**Try it**
How many lines below hold "into"? Answer with only the number.

┌────────

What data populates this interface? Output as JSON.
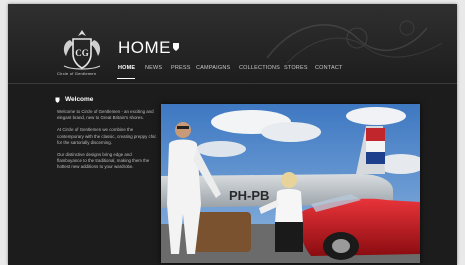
{
  "site": {
    "title": "HOME",
    "logo_text": "Circle of Gentlemen"
  },
  "nav": {
    "items": [
      {
        "label": "HOME",
        "active": true
      },
      {
        "label": "NEWS",
        "active": false
      },
      {
        "label": "PRESS",
        "active": false
      },
      {
        "label": "CAMPAIGNS",
        "active": false
      },
      {
        "label": "COLLECTIONS",
        "active": false
      },
      {
        "label": "STORES",
        "active": false
      },
      {
        "label": "CONTACT",
        "active": false
      }
    ]
  },
  "sidebar": {
    "heading": "Welcome",
    "paragraphs": [
      "Welcome to Circle of Gentlemen - an exciting and elegant brand, new to Great Britain's shores.",
      "At Circle of Gentlemen we combine the contemporary with the classic, creating preppy chic for the sartorially discerning.",
      "Our distinctive designs bring edge and flamboyance to the traditional, making them the hottest new additions to your wardrobe."
    ]
  },
  "hero": {
    "plane_registration": "PH-PB"
  },
  "colors": {
    "background": "#1c1c1c",
    "accent": "#ffffff",
    "car_red": "#c8161d"
  },
  "icons": {
    "title_marker": "shield-icon",
    "sidebar_marker": "shield-icon",
    "logo": "crest-logo"
  }
}
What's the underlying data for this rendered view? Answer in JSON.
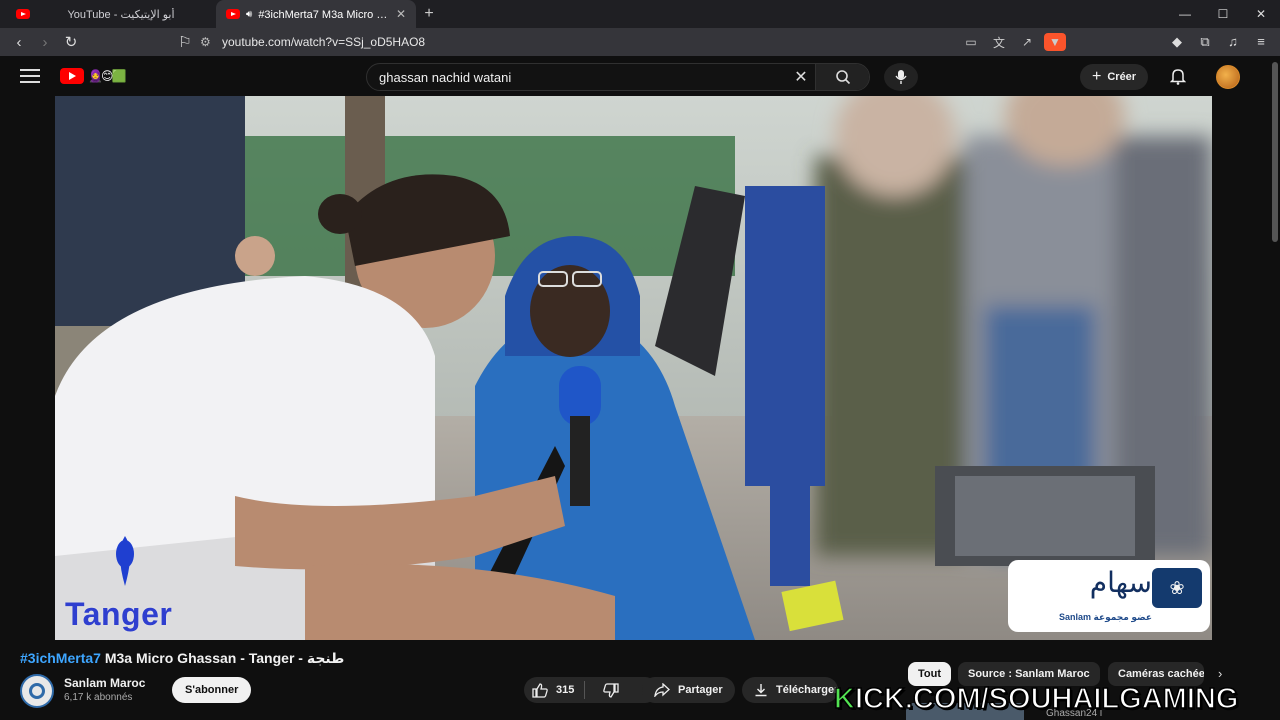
{
  "browser": {
    "tabs": [
      {
        "title": "YouTube - أبو الإيتيكيت",
        "active": false
      },
      {
        "title": "#3ichMerta7 M3a Micro Ghassan - Tanger - طنجة",
        "active": true
      }
    ],
    "url": "youtube.com/watch?v=SSj_oD5HAO8"
  },
  "youtube": {
    "search": {
      "value": "ghassan nachid watani"
    },
    "create_label": "Créer"
  },
  "video": {
    "overlay_city": "Tanger",
    "sponsor": {
      "arabic": "سهام",
      "sub": "Sanlam عضو مجموعة"
    }
  },
  "watch": {
    "title_tag": "#3ichMerta7",
    "title_rest": " M3a Micro Ghassan - Tanger - طنجة",
    "channel": {
      "name": "Sanlam Maroc",
      "subscribers": "6,17 k abonnés"
    },
    "subscribe_label": "S'abonner",
    "likes": "315",
    "share_label": "Partager",
    "download_label": "Télécharger",
    "chips": [
      "Tout",
      "Source : Sanlam Maroc",
      "Caméras cachées"
    ],
    "peek_title": "Ghassan24 l"
  },
  "watermark": {
    "first": "K",
    "rest": "ICK.COM/SOUHAILGAMING"
  },
  "colors": {
    "accent": "#3ea6ff",
    "youtube_red": "#ff0000",
    "kick_green": "#52e252"
  }
}
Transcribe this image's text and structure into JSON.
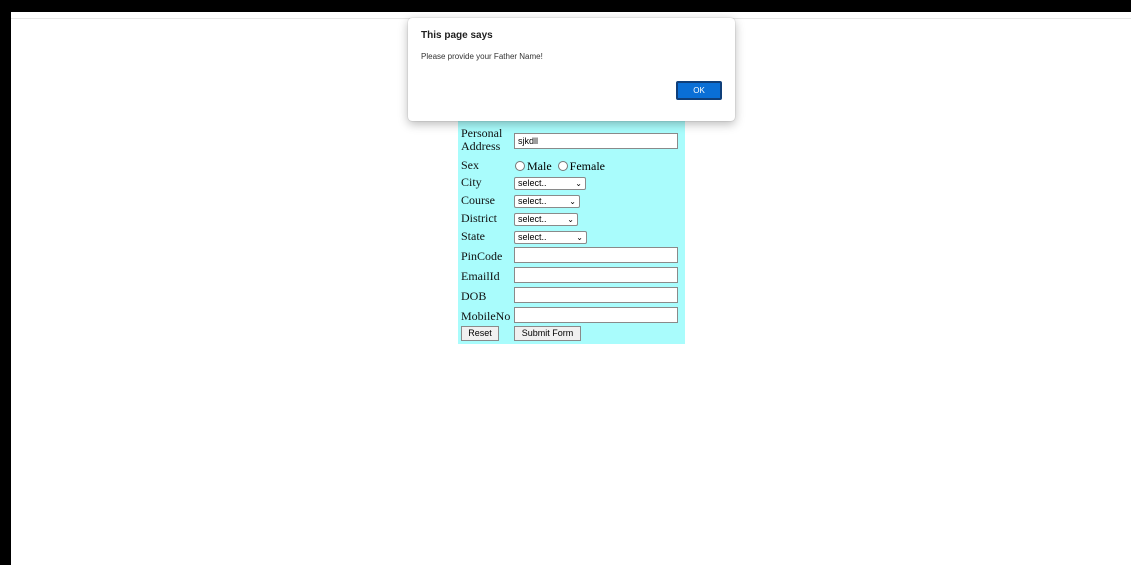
{
  "dialog": {
    "title": "This page says",
    "message": "Please provide your Father Name!",
    "ok_label": "OK"
  },
  "form": {
    "background_color": "#a9fcfc",
    "address_label": "Address",
    "personal_address_label_1": "Personal",
    "personal_address_label_2": "Address",
    "personal_address_value": "sjkdll",
    "sex_label": "Sex",
    "sex_options": [
      "Male",
      "Female"
    ],
    "city_label": "City",
    "city_value": "select..",
    "course_label": "Course",
    "course_value": "select..",
    "district_label": "District",
    "district_value": "select..",
    "state_label": "State",
    "state_value": "select..",
    "pincode_label": "PinCode",
    "email_label": "EmailId",
    "dob_label": "DOB",
    "mobile_label": "MobileNo",
    "reset_label": "Reset",
    "submit_label": "Submit Form"
  },
  "icons": {
    "select_chevron": "chevron-down-icon"
  }
}
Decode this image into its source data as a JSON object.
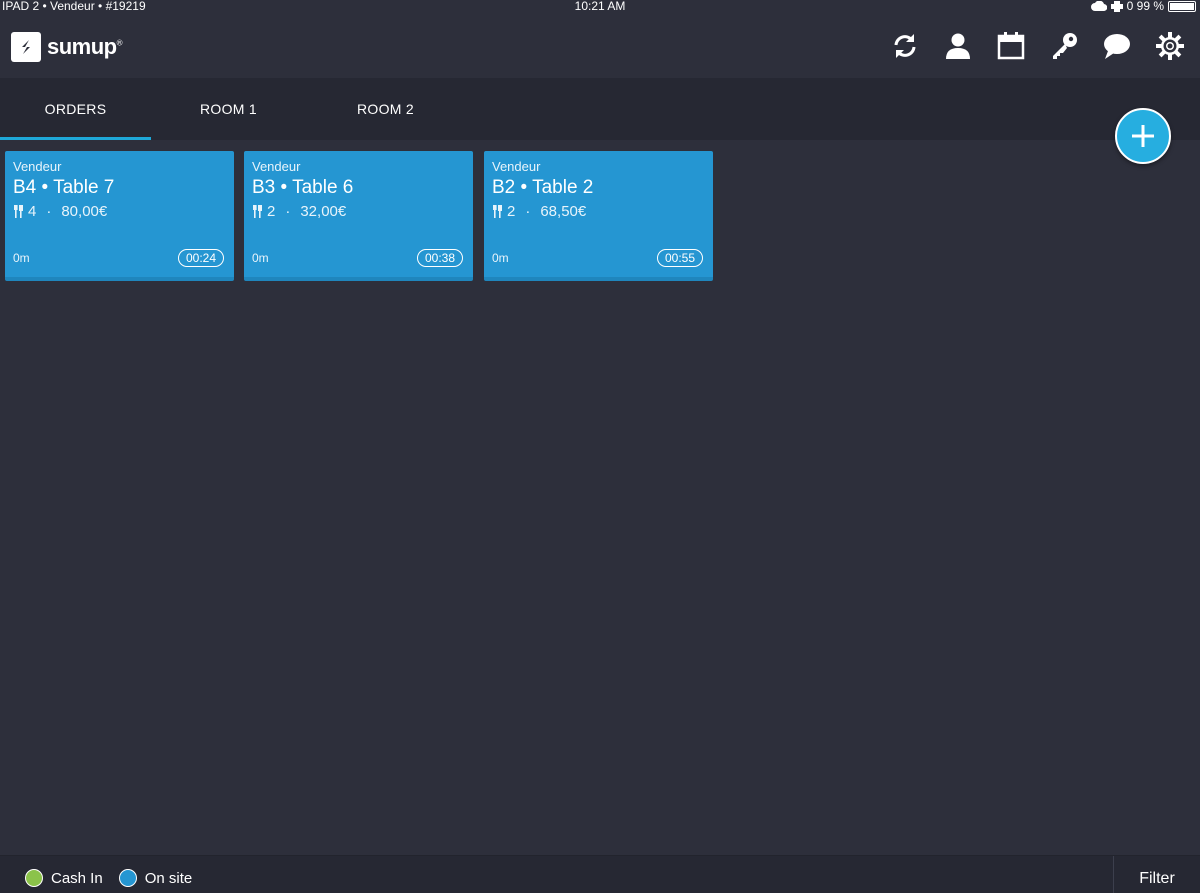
{
  "status_bar": {
    "left": "IPAD 2  •  Vendeur  •  #19219",
    "time": "10:21 AM",
    "right": "0  99 %"
  },
  "header": {
    "logo_text": "sumup",
    "icons": [
      "sync-icon",
      "user-icon",
      "calendar-icon",
      "key-icon",
      "chat-icon",
      "gear-icon"
    ]
  },
  "tabs": [
    {
      "label": "ORDERS",
      "active": true
    },
    {
      "label": "ROOM 1",
      "active": false
    },
    {
      "label": "ROOM 2",
      "active": false
    }
  ],
  "orders": [
    {
      "seller": "Vendeur",
      "title": "B4 • Table 7",
      "guests": "4",
      "amount": "80,00€",
      "elapsed": "0m",
      "timer": "00:24"
    },
    {
      "seller": "Vendeur",
      "title": "B3 • Table 6",
      "guests": "2",
      "amount": "32,00€",
      "elapsed": "0m",
      "timer": "00:38"
    },
    {
      "seller": "Vendeur",
      "title": "B2 • Table 2",
      "guests": "2",
      "amount": "68,50€",
      "elapsed": "0m",
      "timer": "00:55"
    }
  ],
  "footer": {
    "legend": [
      {
        "label": "Cash In",
        "color": "#8bc34a"
      },
      {
        "label": "On site",
        "color": "#2596d2"
      }
    ],
    "filter_label": "Filter"
  },
  "colors": {
    "background": "#2d2f3b",
    "card": "#2596d2",
    "accent": "#1ea8d8"
  }
}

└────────

**Task solution**
2